Netflix on the other hand has worked out great for me. I bought at the lows when the market reacted very violently to slowing subscriber numbers. Since then, subscriber numbers have increased again and the company is back on course. Although I like the company, and Netflix will continue to be the largest streaming platform, my thesis played itself out as expected and as such, it was the right time for some profit-taking.
I will be exiting all these positions however since I don’t feel so strongly about these positions as compared to some of the new convictions that I have now.
FINAL VERDICT: Sell the remaining US Growth positions, keeping them on the watchlist and maybe adding them back to the portfolio at a later date.
I won’t list the remaining trades in the portfolio because there are a lot of them, but apart from one or two opportunistic situations, the rest were UK-based names. On the whole, they have not performed well, in fact, they have performed overall closely to the performance of the FTSE 250 and the recent volatility in the UK certainly hasn’t helped.
Firstly, since I am UK based, I want the predominant part of my portfolio to be in GBP to avoid too much foreign currency fluctuation. My overall thesis was that inflation would come down quicker and interest rates would not need to rise so much and as such UK consumer spending would stay where it was and the recession in the UK would be more manageable.
What I didn’t expect was the total shambles of Government we have seen and the subsequent uncertainty in the markets.

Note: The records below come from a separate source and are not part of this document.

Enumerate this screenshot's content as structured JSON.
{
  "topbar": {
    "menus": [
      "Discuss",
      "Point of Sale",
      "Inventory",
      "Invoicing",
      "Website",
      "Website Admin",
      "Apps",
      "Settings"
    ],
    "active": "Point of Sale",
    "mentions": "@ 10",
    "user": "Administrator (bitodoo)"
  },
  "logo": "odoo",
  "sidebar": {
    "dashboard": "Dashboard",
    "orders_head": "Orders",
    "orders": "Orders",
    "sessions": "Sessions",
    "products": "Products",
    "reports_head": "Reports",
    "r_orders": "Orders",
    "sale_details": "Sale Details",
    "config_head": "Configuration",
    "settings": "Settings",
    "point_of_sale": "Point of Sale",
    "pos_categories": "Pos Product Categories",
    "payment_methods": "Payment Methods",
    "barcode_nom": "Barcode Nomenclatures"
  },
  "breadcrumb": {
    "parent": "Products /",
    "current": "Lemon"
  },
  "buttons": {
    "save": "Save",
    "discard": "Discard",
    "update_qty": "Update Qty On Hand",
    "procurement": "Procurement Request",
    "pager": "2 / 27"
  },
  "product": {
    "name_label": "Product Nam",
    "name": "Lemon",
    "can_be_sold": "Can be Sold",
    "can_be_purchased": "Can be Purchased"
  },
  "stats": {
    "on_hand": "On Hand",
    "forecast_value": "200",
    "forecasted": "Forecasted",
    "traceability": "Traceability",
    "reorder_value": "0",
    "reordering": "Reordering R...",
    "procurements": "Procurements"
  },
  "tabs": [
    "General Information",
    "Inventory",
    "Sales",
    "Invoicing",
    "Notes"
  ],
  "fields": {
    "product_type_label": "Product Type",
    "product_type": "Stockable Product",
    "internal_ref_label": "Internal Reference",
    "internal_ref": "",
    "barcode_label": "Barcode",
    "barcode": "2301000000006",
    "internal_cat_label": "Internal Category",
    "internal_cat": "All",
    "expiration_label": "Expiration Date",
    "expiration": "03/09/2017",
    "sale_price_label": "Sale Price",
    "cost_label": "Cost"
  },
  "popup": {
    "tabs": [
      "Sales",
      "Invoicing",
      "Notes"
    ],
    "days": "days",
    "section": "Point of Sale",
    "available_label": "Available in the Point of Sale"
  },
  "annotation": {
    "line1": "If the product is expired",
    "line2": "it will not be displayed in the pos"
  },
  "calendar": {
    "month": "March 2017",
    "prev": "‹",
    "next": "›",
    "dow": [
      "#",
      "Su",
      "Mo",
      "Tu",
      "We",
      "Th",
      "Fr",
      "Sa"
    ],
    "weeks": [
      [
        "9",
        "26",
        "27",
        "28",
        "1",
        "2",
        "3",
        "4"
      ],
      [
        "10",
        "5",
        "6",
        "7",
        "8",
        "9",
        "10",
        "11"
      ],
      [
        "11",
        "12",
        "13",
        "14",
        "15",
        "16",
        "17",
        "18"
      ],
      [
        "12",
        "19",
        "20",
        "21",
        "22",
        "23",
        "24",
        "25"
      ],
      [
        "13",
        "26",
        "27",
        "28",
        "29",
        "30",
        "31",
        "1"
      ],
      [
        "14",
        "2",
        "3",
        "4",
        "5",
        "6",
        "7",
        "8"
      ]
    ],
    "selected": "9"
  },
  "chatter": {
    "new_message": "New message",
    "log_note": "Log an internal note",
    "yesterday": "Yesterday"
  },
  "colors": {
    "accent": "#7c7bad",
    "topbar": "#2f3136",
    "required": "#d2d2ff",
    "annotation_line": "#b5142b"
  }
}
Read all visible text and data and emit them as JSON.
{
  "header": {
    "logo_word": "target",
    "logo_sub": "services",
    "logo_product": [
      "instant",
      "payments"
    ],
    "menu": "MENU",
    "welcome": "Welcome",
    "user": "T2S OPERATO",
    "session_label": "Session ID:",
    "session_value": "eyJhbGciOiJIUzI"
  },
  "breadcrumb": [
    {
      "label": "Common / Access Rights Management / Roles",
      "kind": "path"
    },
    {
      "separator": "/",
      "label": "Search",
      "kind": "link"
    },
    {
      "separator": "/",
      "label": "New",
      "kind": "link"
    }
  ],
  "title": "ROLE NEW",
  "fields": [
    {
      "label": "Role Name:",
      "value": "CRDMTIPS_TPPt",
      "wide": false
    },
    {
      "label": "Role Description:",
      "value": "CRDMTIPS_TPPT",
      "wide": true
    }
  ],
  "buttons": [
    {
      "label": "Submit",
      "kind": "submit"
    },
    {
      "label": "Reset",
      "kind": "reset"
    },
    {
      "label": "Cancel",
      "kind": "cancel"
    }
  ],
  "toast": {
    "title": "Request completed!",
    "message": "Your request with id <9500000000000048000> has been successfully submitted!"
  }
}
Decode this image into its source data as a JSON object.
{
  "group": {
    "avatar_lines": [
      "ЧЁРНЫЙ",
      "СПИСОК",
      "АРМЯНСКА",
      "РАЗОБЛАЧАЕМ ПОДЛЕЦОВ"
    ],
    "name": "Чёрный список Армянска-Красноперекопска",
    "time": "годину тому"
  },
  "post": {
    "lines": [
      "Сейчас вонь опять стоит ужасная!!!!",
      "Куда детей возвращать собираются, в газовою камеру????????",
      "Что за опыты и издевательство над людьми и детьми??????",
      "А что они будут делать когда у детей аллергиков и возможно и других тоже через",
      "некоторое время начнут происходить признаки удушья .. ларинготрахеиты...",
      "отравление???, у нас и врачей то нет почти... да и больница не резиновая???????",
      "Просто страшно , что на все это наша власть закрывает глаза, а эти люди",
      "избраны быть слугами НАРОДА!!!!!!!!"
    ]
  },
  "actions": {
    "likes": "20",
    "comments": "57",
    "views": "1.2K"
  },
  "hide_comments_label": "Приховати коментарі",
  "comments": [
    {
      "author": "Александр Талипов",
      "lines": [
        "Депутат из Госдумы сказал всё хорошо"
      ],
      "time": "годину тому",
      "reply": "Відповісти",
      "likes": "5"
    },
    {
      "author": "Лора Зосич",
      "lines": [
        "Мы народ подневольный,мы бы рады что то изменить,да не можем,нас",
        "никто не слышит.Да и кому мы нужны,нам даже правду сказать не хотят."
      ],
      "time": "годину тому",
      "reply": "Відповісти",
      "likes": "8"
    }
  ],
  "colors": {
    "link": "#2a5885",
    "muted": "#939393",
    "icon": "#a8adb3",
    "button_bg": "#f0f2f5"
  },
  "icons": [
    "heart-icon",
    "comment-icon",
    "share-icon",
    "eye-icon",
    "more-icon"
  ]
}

Inflation is a lot stickier than anticipated and this means higher interest rates. Higher interest rates mean much higher mortgage payments for households and as such consumers will significantly restrict spending. I am expecting in the medium term a significant fall in demand in the UK. With the new Rishi Sunak government, although public finances will be in a much better place, this will result in lower public spending and higher taxes, also impacting demand.
Apart from a couple of positions that I think should fare decently well in a slowdown, the rest of the portfolio will be cut at an overall loss.
Another lesson I have learned from this part of the portfolio is unlike with the other themes, I have held too many different names and not employed similar profit-taking or loss-cutting measures. I would have had the same return simply holding a FTSE 250 exchange-traded fund and would have saved significantly on transaction costs. I was reluctant to reduce this section of the portfolio so as to keep my currency balance where I want it, however, I should have been prepared to be more ruthless.
FINAL VERDICT: Sell the remaining UK positions, add a FTSE 250 ETF to the watchlist that I can opportunistically dip into for UK exposure.
The New Portfolio
My new positioning is going to look very different, and I look forward to discussing what it will look like shortly here on Substack with some very new themes. On the whole, I am not too disappointed in how I had positioned my portfolio to start with, particularly how I managed the individual positions within those themes, however not being more active on the bulk of the portfolio was what I certainly could have improved.
Look forward to the questions and discussions, though I am sure you are much more interested in what I am buying. You will find that out very shortly.